Component data from apps and pages
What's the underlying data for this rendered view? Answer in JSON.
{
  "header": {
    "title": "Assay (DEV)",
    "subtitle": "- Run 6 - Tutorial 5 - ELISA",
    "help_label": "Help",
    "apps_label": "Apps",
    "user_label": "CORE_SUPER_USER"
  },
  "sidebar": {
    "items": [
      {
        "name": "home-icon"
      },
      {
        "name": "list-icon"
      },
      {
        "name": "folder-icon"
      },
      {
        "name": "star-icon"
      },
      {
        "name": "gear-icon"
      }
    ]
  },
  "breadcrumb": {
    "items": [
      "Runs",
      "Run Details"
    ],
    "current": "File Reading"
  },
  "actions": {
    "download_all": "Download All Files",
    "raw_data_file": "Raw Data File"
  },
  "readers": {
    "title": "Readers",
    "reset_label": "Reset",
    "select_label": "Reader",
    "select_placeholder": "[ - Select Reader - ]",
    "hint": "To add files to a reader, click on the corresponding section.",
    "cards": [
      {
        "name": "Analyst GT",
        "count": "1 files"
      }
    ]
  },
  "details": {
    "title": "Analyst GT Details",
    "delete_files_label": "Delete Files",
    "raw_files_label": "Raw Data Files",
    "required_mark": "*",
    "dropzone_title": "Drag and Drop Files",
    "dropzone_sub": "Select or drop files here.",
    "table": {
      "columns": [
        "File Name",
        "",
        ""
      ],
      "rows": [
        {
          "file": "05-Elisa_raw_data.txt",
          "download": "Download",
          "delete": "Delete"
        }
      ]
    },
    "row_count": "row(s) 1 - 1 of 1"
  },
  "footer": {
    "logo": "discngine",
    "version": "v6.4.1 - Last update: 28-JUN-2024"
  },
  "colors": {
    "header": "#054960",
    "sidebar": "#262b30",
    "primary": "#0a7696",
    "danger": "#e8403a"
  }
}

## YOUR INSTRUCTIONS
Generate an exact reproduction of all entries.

## SOLUTION
What's the underlying data for this rendered view? Answer in JSON.
{
  "header": {
    "title": "Assay (DEV)",
    "subtitle": "- Run 6 - Tutorial 5 - ELISA",
    "help_label": "Help",
    "apps_label": "Apps",
    "user_label": "CORE_SUPER_USER"
  },
  "sidebar": {
    "items": [
      {
        "name": "home-icon"
      },
      {
        "name": "list-icon"
      },
      {
        "name": "folder-icon"
      },
      {
        "name": "star-icon"
      },
      {
        "name": "gear-icon"
      }
    ]
  },
  "breadcrumb": {
    "items": [
      "Runs",
      "Run Details"
    ],
    "current": "File Reading"
  },
  "actions": {
    "download_all": "Download All Files",
    "raw_data_file": "Raw Data File"
  },
  "readers": {
    "title": "Readers",
    "reset_label": "Reset",
    "select_label": "Reader",
    "select_placeholder": "[ - Select Reader - ]",
    "hint": "To add files to a reader, click on the corresponding section.",
    "cards": [
      {
        "name": "Analyst GT",
        "count": "1 files"
      }
    ]
  },
  "details": {
    "title": "Analyst GT Details",
    "delete_files_label": "Delete Files",
    "raw_files_label": "Raw Data Files",
    "required_mark": "*",
    "dropzone_title": "Drag and Drop Files",
    "dropzone_sub": "Select or drop files here.",
    "table": {
      "columns": [
        "File Name",
        "",
        ""
      ],
      "rows": [
        {
          "file": "05-Elisa_raw_data.txt",
          "download": "Download",
          "delete": "Delete"
        }
      ]
    },
    "row_count": "row(s) 1 - 1 of 1"
  },
  "footer": {
    "logo": "discngine",
    "version": "v6.4.1 - Last update: 28-JUN-2024"
  },
  "colors": {
    "header": "#054960",
    "sidebar": "#262b30",
    "primary": "#0a7696",
    "danger": "#e8403a"
  }
}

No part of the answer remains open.